Gosling may be perceived as the star here, but he's very understated, delivering maybe twenty lines of dialogue throughout the movie's runtime. It's a near-mute performance of nuanced stares, and it's astonishing to see how much emotion he can convey without uttering a word. Gosling doesn't just rehash his Drive persona, though, instead creating a distinct new character for Julian. Equally good is Thomas, who's the complete opposite of Gosling, dispersing vulgar dialogue and never baulking from speaking her mind. She's certainly broad, but it works, as she adds spunk to what's otherwise a wordless staring contest. Even better, though, is newcomer Vithaya Pansringarm, who's absolute dynamite as Chang. He's such an unexpectedly interesting character; one moment he's committing indescribable acts of violence, and the next he's showing his delicate side. Pansringarm is a powerhouse, and it's his haunting performance that will stick with you the most. Also deserving of praise is the beautiful Yayaying Rhatha Phongam, who keeps pace with Gosling and shares several memorable scenes with him.

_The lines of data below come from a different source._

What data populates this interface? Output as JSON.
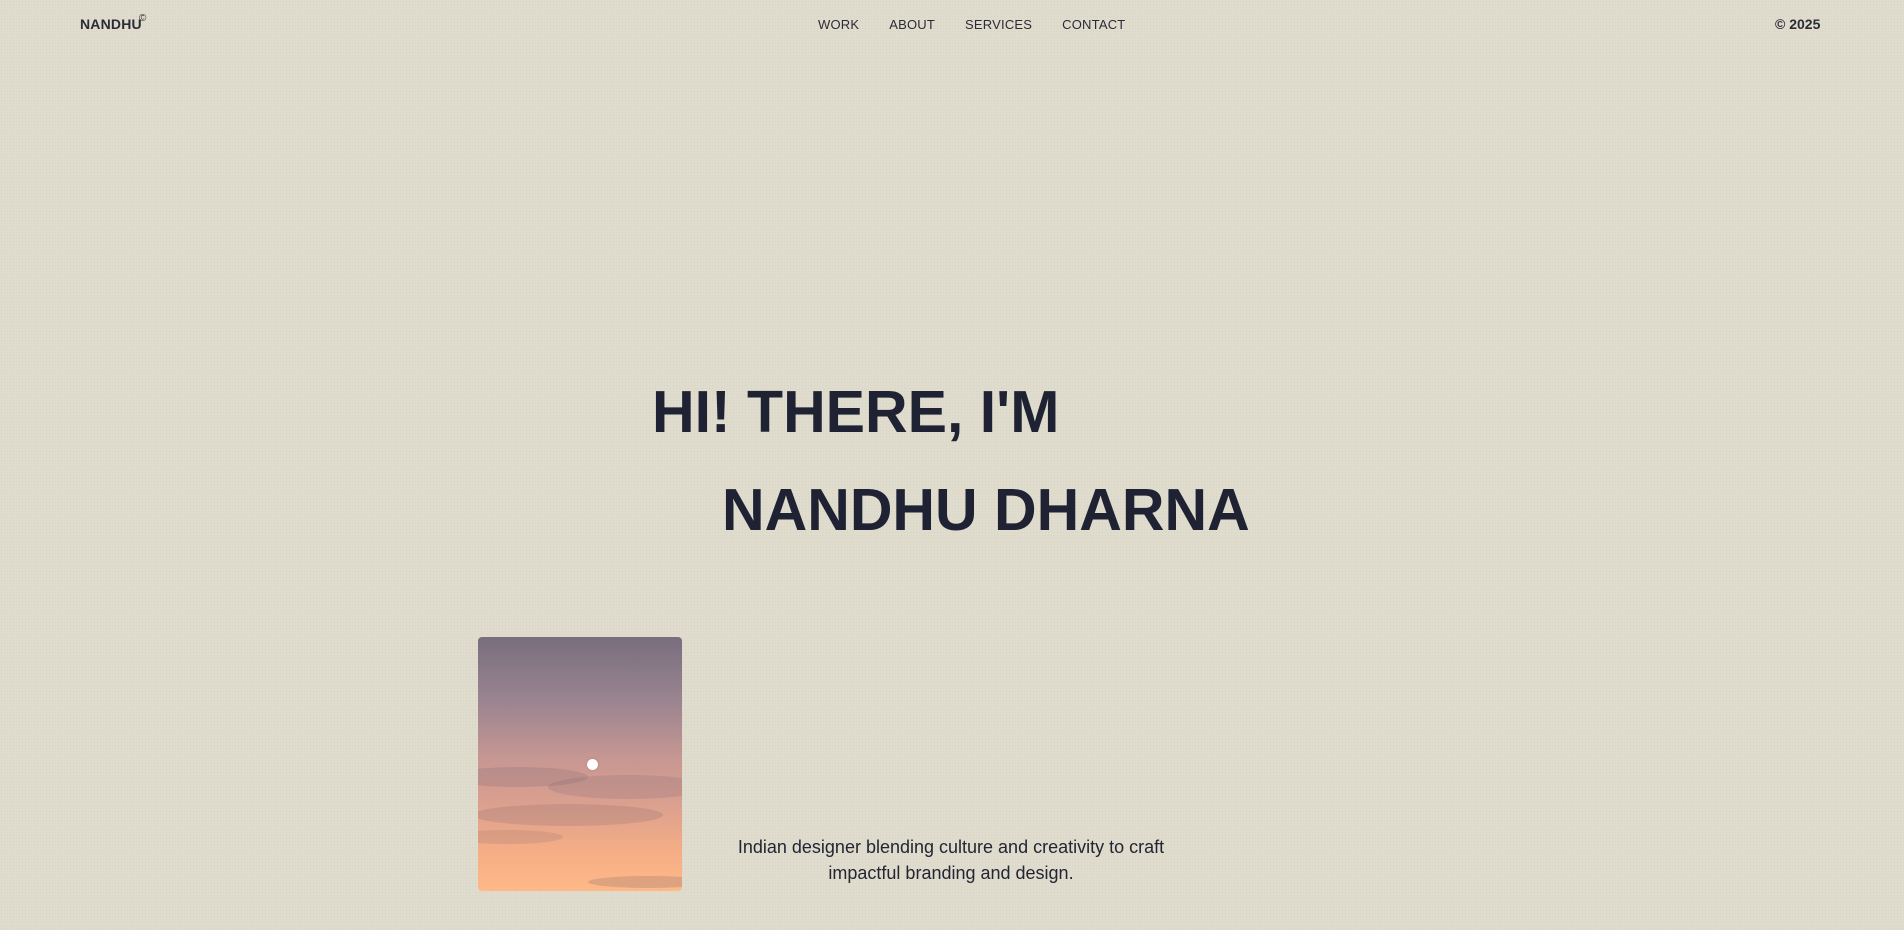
{
  "header": {
    "logo": "NANDHU",
    "logo_mark": "©",
    "nav": [
      "WORK",
      "ABOUT",
      "SERVICES",
      "CONTACT"
    ],
    "year": "© 2025"
  },
  "hero": {
    "line1": "HI! THERE, I'M",
    "line2": "NANDHU DHARNA"
  },
  "intro": {
    "tagline": "Indian designer blending culture and creativity to craft impactful branding and design."
  }
}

Only God Forgives is another superb feather in Refn's cinematic cap; an avant-garde experiment in strange beauty and harrowing horror concerned with existential questions and the mysticism of Asia. At a scant 90 minutes, it manages to get in and out without feeling agonisingly protracted or overlong. You'll either love Only God Forgives or despise it; there's not much of a middle ground. Some viewers will go along for the ride, while others will ridicule the movie as pointless and uneventful. Do not even consider watching it unless you're prepared to keep your mind open and allow Refn's surreal cinematic spell to wash over the screen.


Added by PvtCaboose91
8 years ago on 4 August 2013 17:27